1. KnitPicks Hawthorne - I used the "tonal handpaint" colourway. I was hoping that this yarn would be a "budget" version of Woolen Rabbit Pearl, and it some ways, it is that. At half the price, it certainly is "budget".... The yarn base is nice - not merino, so not as soft as Stroll - with a nice tight ply and lots of boing, so I find it pleasant to knit with. The dye job is not as nice as Woolen Rabbit - the colourways are not as subtle and it stripes in short sections. I think that it's probably not suitable for complex texture designs (like cables) because the colours are overpowering. I've seen other reviewers complain about excessive colour bleeding, but I have not had any issues. I will have to see how this yarn holds up in the long run.

2. Drops Fabel - this is a very popular European sock yarn that I have now finally found a local-ish source for. The colour selection is huge. It's superwash wool (not merino) at 410m/100g, and feels pretty close to Regia, although a little harsher and a bit splittier to knit with. It has an excellent price point! Again, will have to see how this holds up through the laundry.

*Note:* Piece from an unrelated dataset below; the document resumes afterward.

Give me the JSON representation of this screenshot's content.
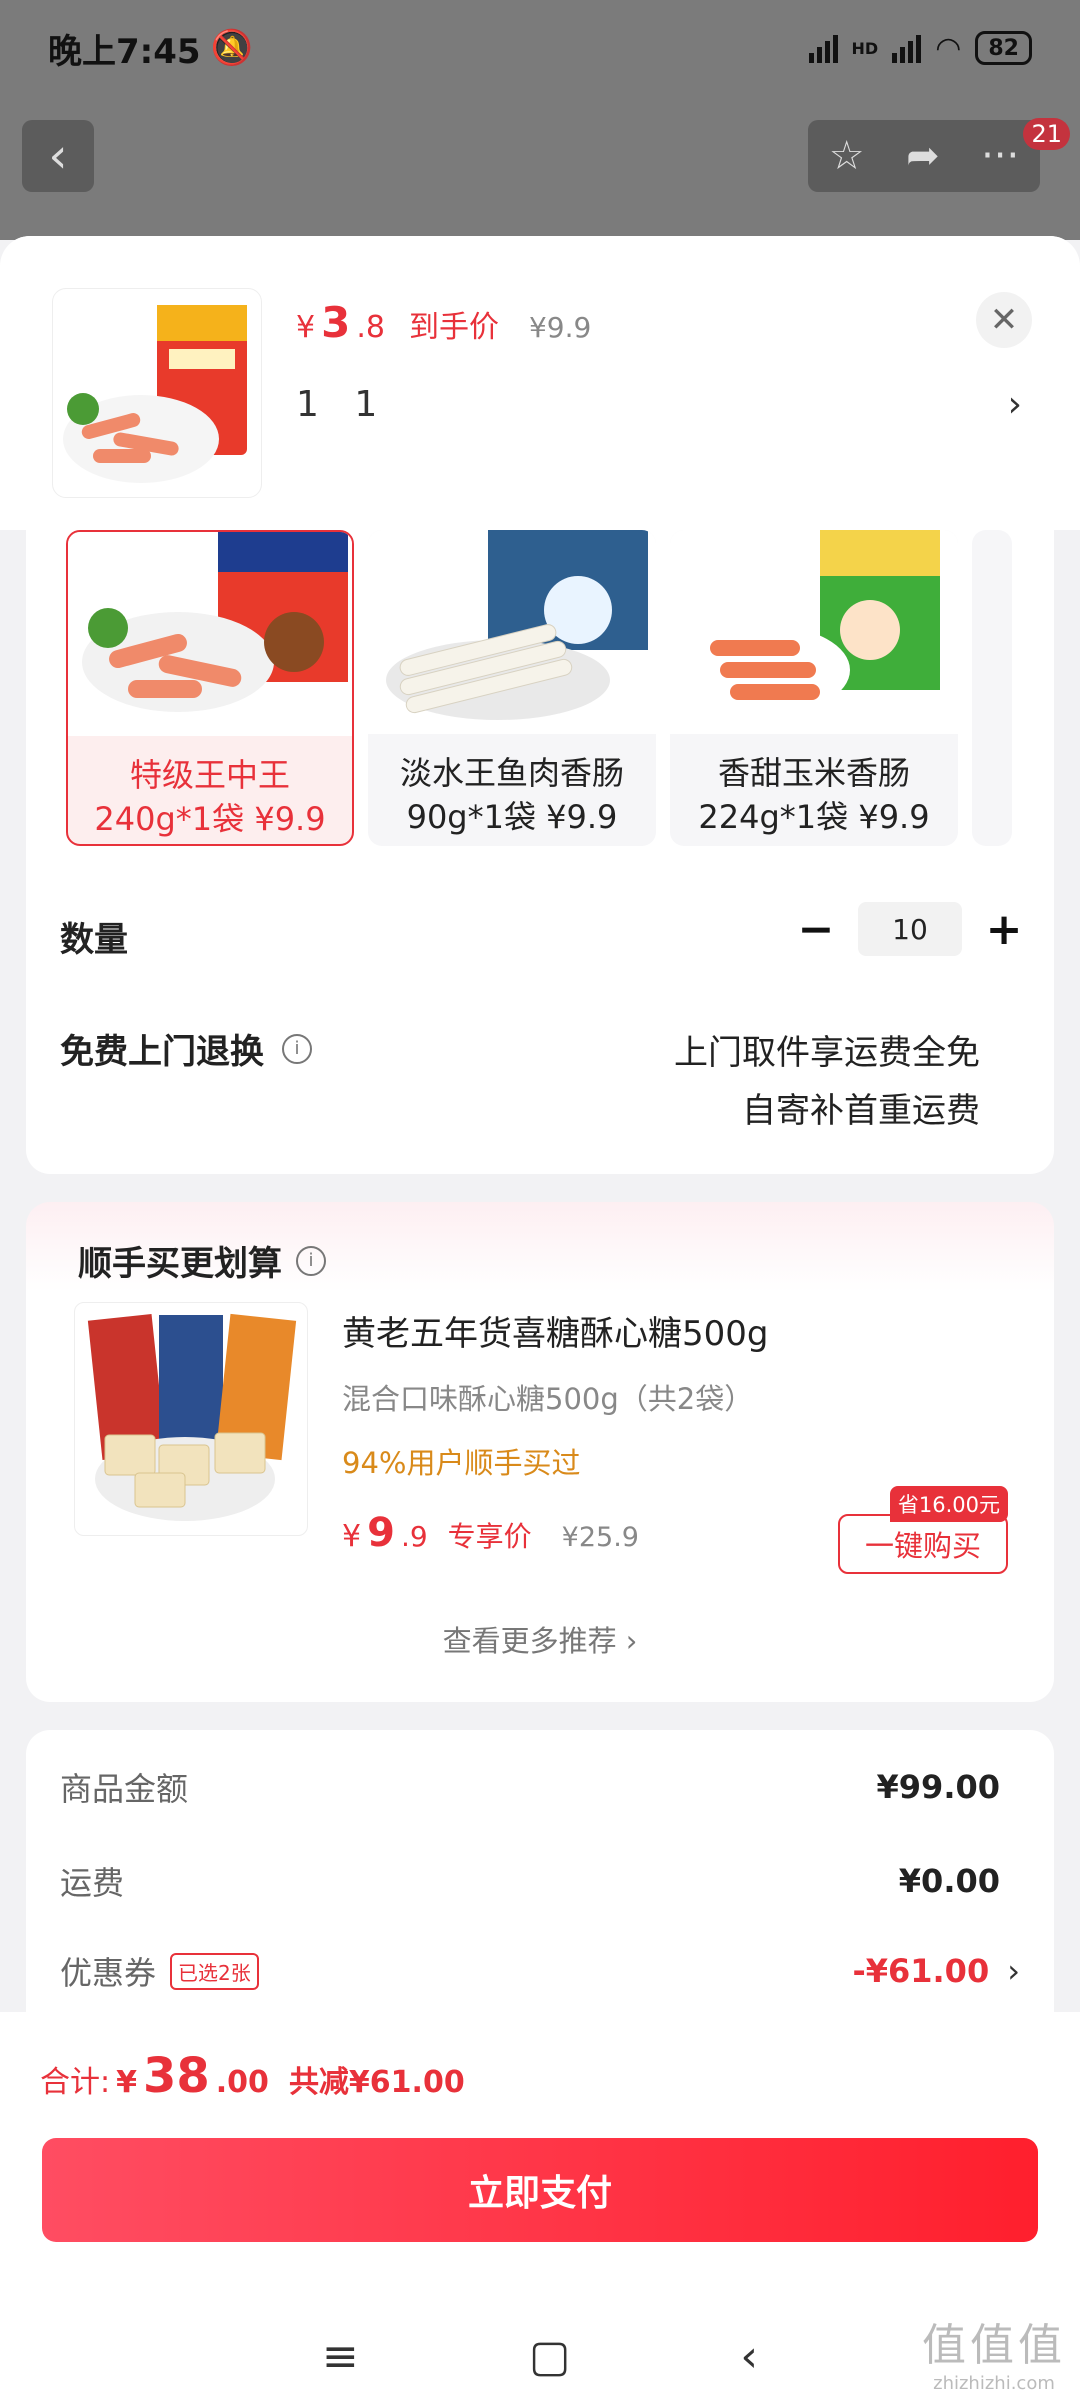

3. H&W Comfort-Wolle sock wool (uni colours) - got this online from a retailer in Ontario; it's not a common yarn. But, very very nice, right up there with Regia. I'm pumped to see how this will handle repeated laundering; if it's good it will be a close contender to Regia!

4. Not sure if this qualifies as a sock yarn, but I've been knitting a project with KnitPicks Stroll Gradient. Not something I'd knit socks with - the gradient isn't really a gradient - the colour changes are too abrupt. Also, some of the colours stripe/pool during parts of the "gradient". And then there's the fact that it's Stroll - a yarn I am starting to like less and less...

I have recently found an amazing online source for sock yarn: Wool Warehouse. This outfit is based in the UK but shipping to my front door is a flat-rate $CD7, which is f*&*ing cheap, folks! Not to mention that the yarn price is amazingly low! I looooove their selection of Y-chromosome friendly Euro sock yarns.

So, a few days ago, this showed up on my doorstep:

[a crapton of sock yarn, in a lovely organza bag!]

Love the yarn. Love the bag! Can't wait to get started!

Saturday, April 14, 2018

Reversible Socks

I recently knit up a pair of socks for my 20-something son, who is rather conservative in dress, and discovered that the pattern I had chosen (a simple knit-and-purl affair) was just as nice on the flip side of the work. Ta-da! Reversible socks! I knit them toe-up, with flap-style heels, and as long as you are neat about the ends, there is no reason why one cannot wear socks inside out. Right? Ask my son. He does it inadvertently all the time. Apparently one can wear socks twice as long this way before washing them. Yeah, mom!!! 

Here's the result:

[socks, "purl side" out]

[socks, "stockinette side" out]

The stitch pattern is a [K3 P1] rib, that gets offset every 6 rows (or something like that - can't remember exactly, but it doesn't really matter!). So the socks are stretchy.

Another knit-and-purl pattern that's reversible is "wavy rib" ( [K4 P2] for 4 rows, then offset it). I knit up these for my husband and used the toe-up Fleegle Heel. I like this one better for wearing inside-out; it doesn't have ridges along the sides of the "flap". 

[wavy rib socks, "right" side out]

[wavy rib on the inside = mini basketweave!]

I figure there must be many more reversible patterns out there, lurking in the knit-and-purl section of your local stitch dictionary...